Susan Harkness1, Magda Borkowska2, Alina Pelikh2
1University of Bristol, United Kingdom; 2University of Essex, United Kingdom
This paper examines the employment trajectories of men and women up to five years following the birth of a child, and the ways that individual, family and pre-birth employment characteristics influence career outcomes. Evidence shows that across countries women with children suffer large pay penalties (Harkness & Waldfogel, 2003) and occupational downgrading is one potential explanation for this since the competing demands of work and families are greater in some jobs than others.
Using 2010-2017 Understanding Society data, we examine what evidence there is that women – by opting out of employment, moving to part-time work or moving to lower status occupations- ‘downgrade’ their careers following childbirth.
First, we use sequence analysis to produce a rich descriptive picture of the typical pathways by which occupational (up)downgrading occurs. Second, we examine how a broader range of job characteristics (working hours, sector, etc.) influence post birth outcomes.
The results show that most change takes place 3 to 5 years after birth rather than immediately. Most women who return to work go back to the same occupation after childbirth but the longer the period since birth the more women tend to withdraw from full-time employment and switch to different occupations. Staying with the same employer is associated with lower risk of downward mobility but also with lower chances of occupational upgrading.

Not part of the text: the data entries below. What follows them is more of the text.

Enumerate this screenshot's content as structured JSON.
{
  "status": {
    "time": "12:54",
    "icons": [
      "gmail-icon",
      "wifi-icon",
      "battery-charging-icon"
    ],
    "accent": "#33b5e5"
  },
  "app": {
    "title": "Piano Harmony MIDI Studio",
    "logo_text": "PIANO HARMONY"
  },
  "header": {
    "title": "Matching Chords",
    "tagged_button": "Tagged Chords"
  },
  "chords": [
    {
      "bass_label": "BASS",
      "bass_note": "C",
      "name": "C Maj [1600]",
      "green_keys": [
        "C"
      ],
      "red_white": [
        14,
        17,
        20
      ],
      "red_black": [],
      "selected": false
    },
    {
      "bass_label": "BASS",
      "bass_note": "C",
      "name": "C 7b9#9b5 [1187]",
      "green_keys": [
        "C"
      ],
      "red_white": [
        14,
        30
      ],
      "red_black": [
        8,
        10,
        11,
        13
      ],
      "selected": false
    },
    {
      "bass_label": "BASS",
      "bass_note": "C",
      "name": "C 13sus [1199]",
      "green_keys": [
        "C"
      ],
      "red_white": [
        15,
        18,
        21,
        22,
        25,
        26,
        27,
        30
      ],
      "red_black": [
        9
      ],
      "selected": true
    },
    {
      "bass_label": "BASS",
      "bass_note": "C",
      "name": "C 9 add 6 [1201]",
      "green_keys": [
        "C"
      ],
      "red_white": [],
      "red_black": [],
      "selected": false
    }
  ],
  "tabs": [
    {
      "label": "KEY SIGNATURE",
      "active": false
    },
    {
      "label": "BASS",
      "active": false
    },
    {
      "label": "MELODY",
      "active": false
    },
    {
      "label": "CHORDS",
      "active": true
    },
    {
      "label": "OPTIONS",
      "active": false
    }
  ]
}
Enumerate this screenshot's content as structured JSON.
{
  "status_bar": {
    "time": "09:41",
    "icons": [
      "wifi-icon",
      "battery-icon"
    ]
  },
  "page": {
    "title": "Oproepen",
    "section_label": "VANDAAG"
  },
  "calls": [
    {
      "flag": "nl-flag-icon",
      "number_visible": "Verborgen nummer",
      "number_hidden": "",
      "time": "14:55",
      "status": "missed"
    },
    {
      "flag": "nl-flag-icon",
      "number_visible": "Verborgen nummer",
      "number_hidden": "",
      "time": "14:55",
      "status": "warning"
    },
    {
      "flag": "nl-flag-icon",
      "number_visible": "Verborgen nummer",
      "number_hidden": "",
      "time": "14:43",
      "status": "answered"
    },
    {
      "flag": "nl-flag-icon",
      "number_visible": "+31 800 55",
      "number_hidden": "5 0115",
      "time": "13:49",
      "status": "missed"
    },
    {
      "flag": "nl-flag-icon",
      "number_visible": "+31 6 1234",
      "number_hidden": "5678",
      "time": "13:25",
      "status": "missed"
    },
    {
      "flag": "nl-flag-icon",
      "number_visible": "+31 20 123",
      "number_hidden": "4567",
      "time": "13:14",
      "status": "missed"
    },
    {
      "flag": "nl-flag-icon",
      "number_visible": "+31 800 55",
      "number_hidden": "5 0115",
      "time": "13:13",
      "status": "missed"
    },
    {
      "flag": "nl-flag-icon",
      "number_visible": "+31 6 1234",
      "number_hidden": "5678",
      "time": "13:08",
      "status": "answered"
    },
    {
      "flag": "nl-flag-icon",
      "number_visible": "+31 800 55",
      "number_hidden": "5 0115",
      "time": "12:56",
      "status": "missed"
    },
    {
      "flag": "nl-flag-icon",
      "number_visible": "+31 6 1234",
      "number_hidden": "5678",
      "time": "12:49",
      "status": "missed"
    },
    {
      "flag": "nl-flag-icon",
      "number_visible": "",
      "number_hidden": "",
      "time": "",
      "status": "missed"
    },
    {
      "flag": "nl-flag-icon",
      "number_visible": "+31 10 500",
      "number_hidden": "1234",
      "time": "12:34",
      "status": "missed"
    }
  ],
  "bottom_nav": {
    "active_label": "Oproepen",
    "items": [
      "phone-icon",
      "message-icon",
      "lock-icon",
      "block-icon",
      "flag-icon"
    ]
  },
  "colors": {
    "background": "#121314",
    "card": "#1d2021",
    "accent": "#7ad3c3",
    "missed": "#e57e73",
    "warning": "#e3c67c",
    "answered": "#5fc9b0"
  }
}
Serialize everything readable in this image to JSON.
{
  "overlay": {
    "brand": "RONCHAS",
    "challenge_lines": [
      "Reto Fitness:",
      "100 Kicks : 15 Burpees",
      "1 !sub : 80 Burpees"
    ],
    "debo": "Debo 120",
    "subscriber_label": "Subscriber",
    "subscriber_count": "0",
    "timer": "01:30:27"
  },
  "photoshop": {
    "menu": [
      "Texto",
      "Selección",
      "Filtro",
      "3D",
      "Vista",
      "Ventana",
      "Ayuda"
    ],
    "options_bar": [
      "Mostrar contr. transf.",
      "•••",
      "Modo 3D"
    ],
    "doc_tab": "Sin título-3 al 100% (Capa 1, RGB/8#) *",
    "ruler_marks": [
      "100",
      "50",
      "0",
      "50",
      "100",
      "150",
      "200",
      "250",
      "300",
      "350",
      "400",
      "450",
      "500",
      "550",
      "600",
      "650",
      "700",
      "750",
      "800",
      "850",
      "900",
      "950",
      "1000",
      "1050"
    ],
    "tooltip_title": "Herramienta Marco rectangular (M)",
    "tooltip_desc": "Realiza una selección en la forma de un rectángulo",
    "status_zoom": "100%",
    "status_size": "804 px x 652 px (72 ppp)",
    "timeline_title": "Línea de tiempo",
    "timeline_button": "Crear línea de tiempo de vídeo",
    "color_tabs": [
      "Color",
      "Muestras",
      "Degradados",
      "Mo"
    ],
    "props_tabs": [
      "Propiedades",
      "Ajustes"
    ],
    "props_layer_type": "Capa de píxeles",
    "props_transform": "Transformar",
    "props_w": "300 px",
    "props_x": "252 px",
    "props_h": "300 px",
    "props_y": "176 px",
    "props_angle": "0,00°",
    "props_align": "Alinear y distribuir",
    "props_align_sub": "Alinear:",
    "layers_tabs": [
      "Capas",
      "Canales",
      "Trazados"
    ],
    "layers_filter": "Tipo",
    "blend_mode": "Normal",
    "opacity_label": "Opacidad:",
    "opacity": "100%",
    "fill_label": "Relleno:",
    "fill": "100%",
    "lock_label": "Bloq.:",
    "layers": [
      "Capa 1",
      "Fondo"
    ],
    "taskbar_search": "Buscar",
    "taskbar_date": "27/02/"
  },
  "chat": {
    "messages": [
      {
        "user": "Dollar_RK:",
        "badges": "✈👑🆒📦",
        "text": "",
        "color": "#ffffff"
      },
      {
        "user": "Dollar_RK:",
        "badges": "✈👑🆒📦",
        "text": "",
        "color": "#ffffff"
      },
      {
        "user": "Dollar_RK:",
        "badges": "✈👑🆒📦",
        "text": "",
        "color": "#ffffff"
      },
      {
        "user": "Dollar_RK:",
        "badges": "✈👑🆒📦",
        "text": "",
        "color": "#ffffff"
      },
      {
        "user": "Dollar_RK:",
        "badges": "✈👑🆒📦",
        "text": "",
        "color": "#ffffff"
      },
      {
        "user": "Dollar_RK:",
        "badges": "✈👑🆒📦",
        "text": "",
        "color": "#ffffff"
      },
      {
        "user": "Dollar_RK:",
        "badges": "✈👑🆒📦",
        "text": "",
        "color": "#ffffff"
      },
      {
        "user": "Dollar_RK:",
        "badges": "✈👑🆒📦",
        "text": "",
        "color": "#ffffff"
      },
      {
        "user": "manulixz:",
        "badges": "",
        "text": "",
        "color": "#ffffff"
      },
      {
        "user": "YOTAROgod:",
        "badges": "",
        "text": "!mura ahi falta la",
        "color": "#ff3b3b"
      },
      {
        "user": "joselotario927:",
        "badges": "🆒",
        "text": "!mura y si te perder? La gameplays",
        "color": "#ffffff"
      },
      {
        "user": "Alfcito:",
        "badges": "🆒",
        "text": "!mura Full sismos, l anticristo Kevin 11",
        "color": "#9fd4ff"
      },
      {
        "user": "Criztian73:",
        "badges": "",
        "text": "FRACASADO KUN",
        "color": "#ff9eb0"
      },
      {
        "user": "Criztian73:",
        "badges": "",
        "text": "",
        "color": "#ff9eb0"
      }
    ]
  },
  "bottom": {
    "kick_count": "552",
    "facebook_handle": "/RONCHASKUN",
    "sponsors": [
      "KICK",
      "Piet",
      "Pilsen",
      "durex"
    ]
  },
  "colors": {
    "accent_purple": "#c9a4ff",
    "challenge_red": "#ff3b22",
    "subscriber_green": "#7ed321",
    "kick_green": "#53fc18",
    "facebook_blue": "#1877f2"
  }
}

Similarly, working in the public sector or in health or education industries is linked with the ability to maintain the same occupational grade but lower chances of up(down) grading.
The Gendered Division of the Labour Market and Occupational Transitions in Austria
Bernd Liedl1, Nina-Sophie Fritsch2, Gerhard Paulinger1
1University of Vienna, Austria; 2Vienna University of Economics and Business
The gendered division of the labour market is prevalent across Europe and has been a remarkably persistent characteristic of Western societies. In this context, female employees still tend to be overrepresented in service occupations or in health and social services, while men are more likely to be active in technical occupations. Alongside this stability, research highlights the growing importance of dynamics especially within the last years, accelerating the ongoing processes of flexibilization and deregulation. As a result, of these recent developments employment biographies are infiltrated by different episodes of career interruptions and occupational transitions become an indispensable demand.
Against this background, we endeavour to shed light on gender-specific labour market mobilities in Austria by contrasting occupational transitions where gender boundaries have been overcome or where still unimpaired. The Austrian welfare state is particularly interesting in this regard, since gendered division of the labour market is quite pronounced and flexibilisation reforms are gaining increasing relevance. Thus, we pursue the following research questions: How can we describe occupational transitions in Austria between 2007 and 2017? And which factors determine gender(un)typed occupational transitions? For our empirical analysis we use Austrian Micro Census data from 2008 to 2017. First, we describe the development of transitions to explore gender(un)typed specific trends. We then examine predictors of different occupational transitions using multinomial logistic regression models. First results indicate, that we can observe a decrease in occupational transitions in general, and among these transitions an increase of the share of gender-typical changes and a stagnation of atypical changes across gender-boundaries. Depending on the type of transition, our preliminary models suggest that gender has an effect on typical/atypical transitions.